Differential responses of thermal tolerance to acclimation in the sub-Antarctic rove beetle Halmaeusa atriceps

16 April 2007
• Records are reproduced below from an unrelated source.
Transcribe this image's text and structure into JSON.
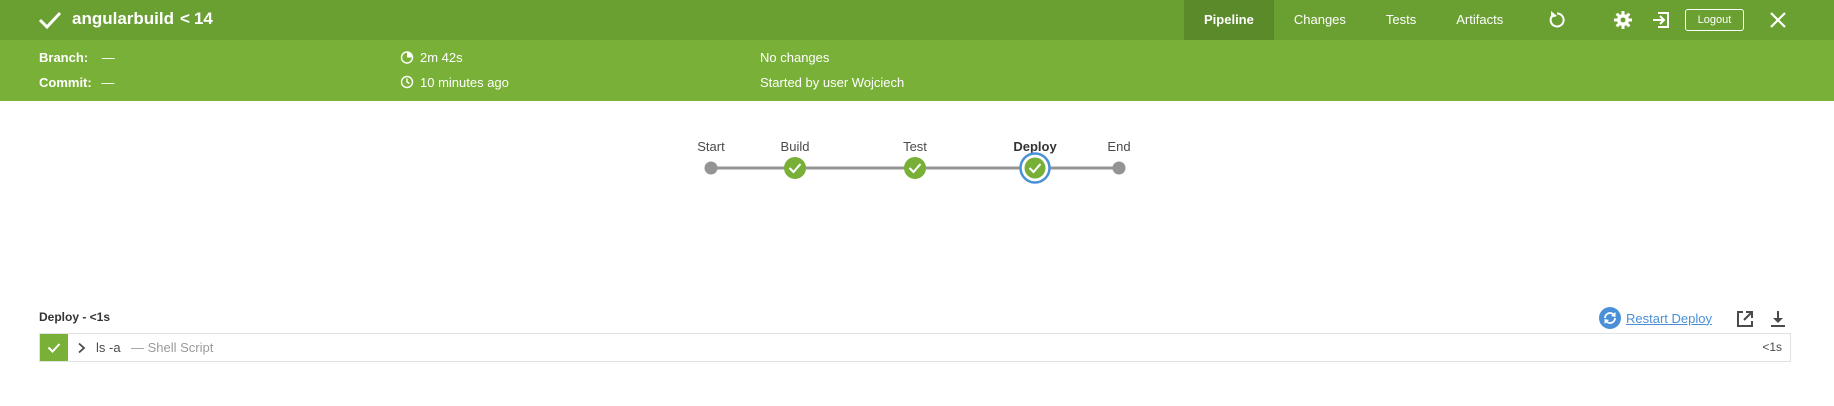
{
  "header": {
    "job_name": "angularbuild",
    "separator": "<",
    "run_number": "14",
    "tabs": [
      "Pipeline",
      "Changes",
      "Tests",
      "Artifacts"
    ],
    "active_tab": "Pipeline",
    "logout_label": "Logout",
    "icons": [
      "check-icon",
      "replay-icon",
      "gear-icon",
      "exit-icon",
      "close-icon"
    ]
  },
  "summary": {
    "branch_label": "Branch:",
    "branch_value": "—",
    "commit_label": "Commit:",
    "commit_value": "—",
    "duration": "2m 42s",
    "time_ago": "10 minutes ago",
    "changes": "No changes",
    "started_by": "Started by user Wojciech"
  },
  "pipeline": {
    "stages": [
      {
        "name": "Start",
        "status": "none"
      },
      {
        "name": "Build",
        "status": "success"
      },
      {
        "name": "Test",
        "status": "success"
      },
      {
        "name": "Deploy",
        "status": "success",
        "selected": true
      },
      {
        "name": "End",
        "status": "none"
      }
    ]
  },
  "detail": {
    "title": "Deploy - <1s",
    "restart_label": "Restart Deploy",
    "steps": [
      {
        "command": "ls -a",
        "type": "— Shell Script",
        "duration": "<1s",
        "status": "success"
      }
    ]
  },
  "colors": {
    "header_bg": "#6a9f32",
    "summary_bg": "#79b038",
    "success": "#78b037",
    "selected_ring": "#4a90d9",
    "link": "#4a90d9",
    "node_idle": "#949494"
  }
}
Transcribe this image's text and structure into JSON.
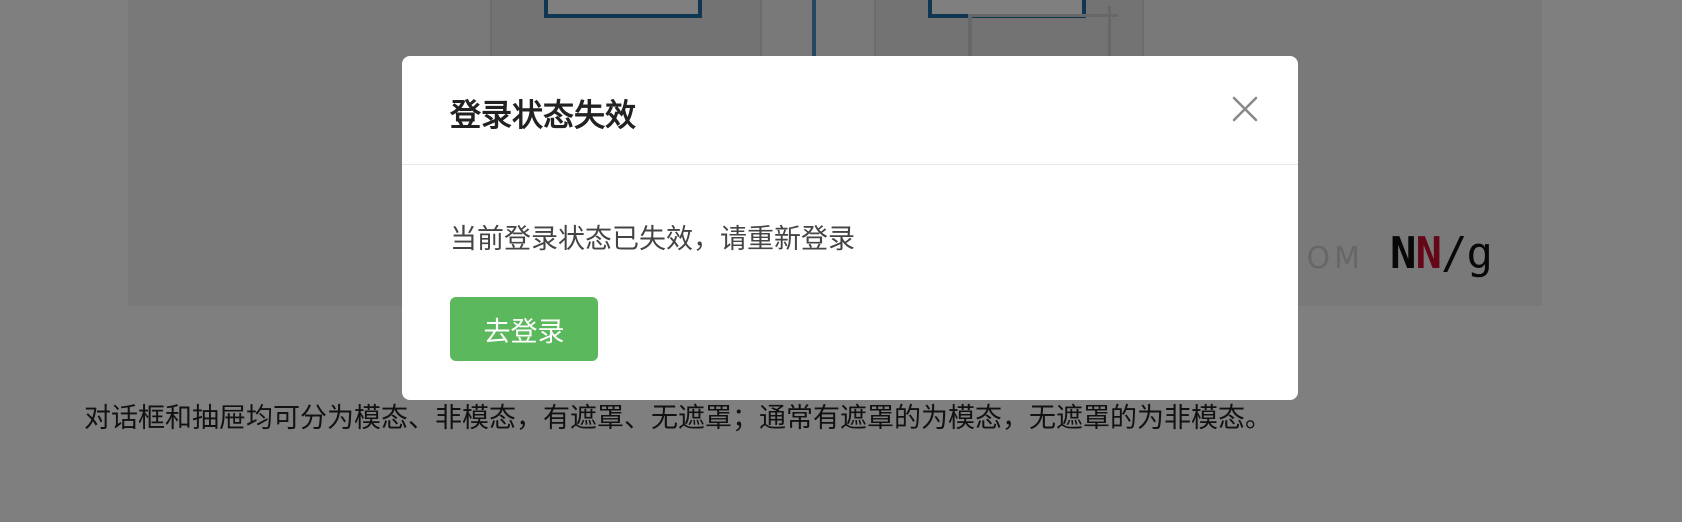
{
  "article": {
    "watermark_faded": "OM",
    "logo": {
      "n1": "N",
      "n2": "N",
      "slash": "/",
      "g": "g"
    },
    "paragraph": "对话框和抽屉均可分为模态、非模态，有遮罩、无遮罩；通常有遮罩的为模态，无遮罩的为非模态。"
  },
  "modal": {
    "title": "登录状态失效",
    "message": "当前登录状态已失效，请重新登录",
    "primary_button": "去登录",
    "close_icon": "close-icon"
  },
  "colors": {
    "primary_button": "#5cb85c",
    "overlay": "rgba(0,0,0,0.5)",
    "logo_red": "#c8102e",
    "wireframe_blue": "#1f6fa3"
  }
}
Investigations of the responses to acclimation of upper and lower lethal limits and limits to activity in insects have focused primarily on Drosophila. In the present study, Halmaeusa atriceps (Staphylinidae) is examined for thermal tolerance responses to acclimation, and seasonal acclimatization. In summer and winter, lower lethal temperatures of adults and larvae are approximately -7.6 +/- 0.03 and -11.1 +/- 0.06 degrees C, respectively. Supercooling points (SCPs) are more variable, with winter SCPs of -5.4 +/- 0.4 degrees C in larvae and -6.3 +/- 0.8 degrees C in adults. The species appears to be chill susceptible in summer and moderately freeze tolerant in winter, thus showing seasonal acclimatization. Similar changes cannot be induced solely by acclimation to low temperatures in the laboratory. Upper lethal temperatures show a weaker response to acclimation. There are also significant responses to acclimation of critical thermal limits. Critical thermal minima vary between -3.6 +/- 0.2 and -0.6 +/- 0.2 degrees C in larvae, and from -4.1 +/- 0.1 to -0.8 +/- 0.2 degrees C in adults. By contrast, critical thermal maxima vary much less within adults and larvae. These findings are in keeping with the general pattern found in insects, although this species differs in several respects from others found on Marion Island.